“Learning about how difficult it is to get the most basic things in life such as food, a secure shelter, and basic healthcare was difficult and humbling to accept,” reflected Nneka Matlock, RN about her recent trip to Haiti. Nneka traveled with the non profit group Hands Up for Haiti this past January. Haiti is the poorest nation in the Western Hemisphere. According to Northwest Haiti Christian Mission, “Roughly half of all Haitians live in absolute poverty (earning less than $1 a day) and have no access to clean water”. In the recent publication of the Global Health Observatory Data Repository by the World Health Organization, of every thousand children born in Haiti, 70 die before reaching the age of 1. Nneka’s group was determined to make a difference in this statistic.
The January Hands Up for Haiti’s mission trip to Cap Haitien, Haiti was primarily a pediatric and neonatal focused mission trip. In total, they rendered health care services to 139 babies, children, and adults and an additional 26 orphans. They taught “Helping Babies Breathe”, a course that emphasizes skilled attendance at birth, assessment of every baby, temperature support, stimulation to breathe, and assisted ventilation as needed, all within “The Golden Minute” after birth. Approximately twenty-seven traditional birth attendants, nurses, doctors, and community members attended the class. The Hands Up for Haiti group was also able to provide a Newborn Assessment and S.T.A.B.L.E. lecture for six nurses who will be working in a newly developed neonatal unit. The acronym stands for the things health care providers need to check to stabilize a neonate after birth: Sugar, Temperature, Airway, Blood pressure, Labs, and Emotional support to families. On the trip, the team also set-up a mother and baby unit, labor and delivery unit, and neonatal care unit for an expanding Christian charity hospital that will be providing free and paid health care services to the community.

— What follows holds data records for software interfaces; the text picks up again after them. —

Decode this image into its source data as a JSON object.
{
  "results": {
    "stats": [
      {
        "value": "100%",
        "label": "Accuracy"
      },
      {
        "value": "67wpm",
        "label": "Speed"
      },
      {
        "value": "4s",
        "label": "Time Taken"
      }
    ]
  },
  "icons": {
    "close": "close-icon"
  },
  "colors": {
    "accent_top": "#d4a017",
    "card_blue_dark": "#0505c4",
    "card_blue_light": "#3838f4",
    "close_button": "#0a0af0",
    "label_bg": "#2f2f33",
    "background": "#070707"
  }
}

One of the most memorable moments for Nneka occured when the team had a little downtime before dinner. “There were mountains upon mountains just behind the compound where we stayed. Some of the volunteers and our Haitian translators would hike up those mountains in the evening time. One evening, a group of us walked up the mountains. We passed local houses with people cooking and doing their hair outside. Little kids followed us as we walked pass and started up the mountains behind the houses. The higher we walked, looking down we could see other mountains around us, the clouds were so close to our heads. And we finally made it to the top. There someone had made a shelter of wooden frames and a tin roof only- no walls. Under this shelter, on top of the mountain was an exhilarating and memorable moment. On the top of this mountain, we all gathered in a circle holding hands, prayed together for our work in Haiti to benefit many people, and sang songs of praises. It was a moment in which all cultural differences were set aside and we all became one!”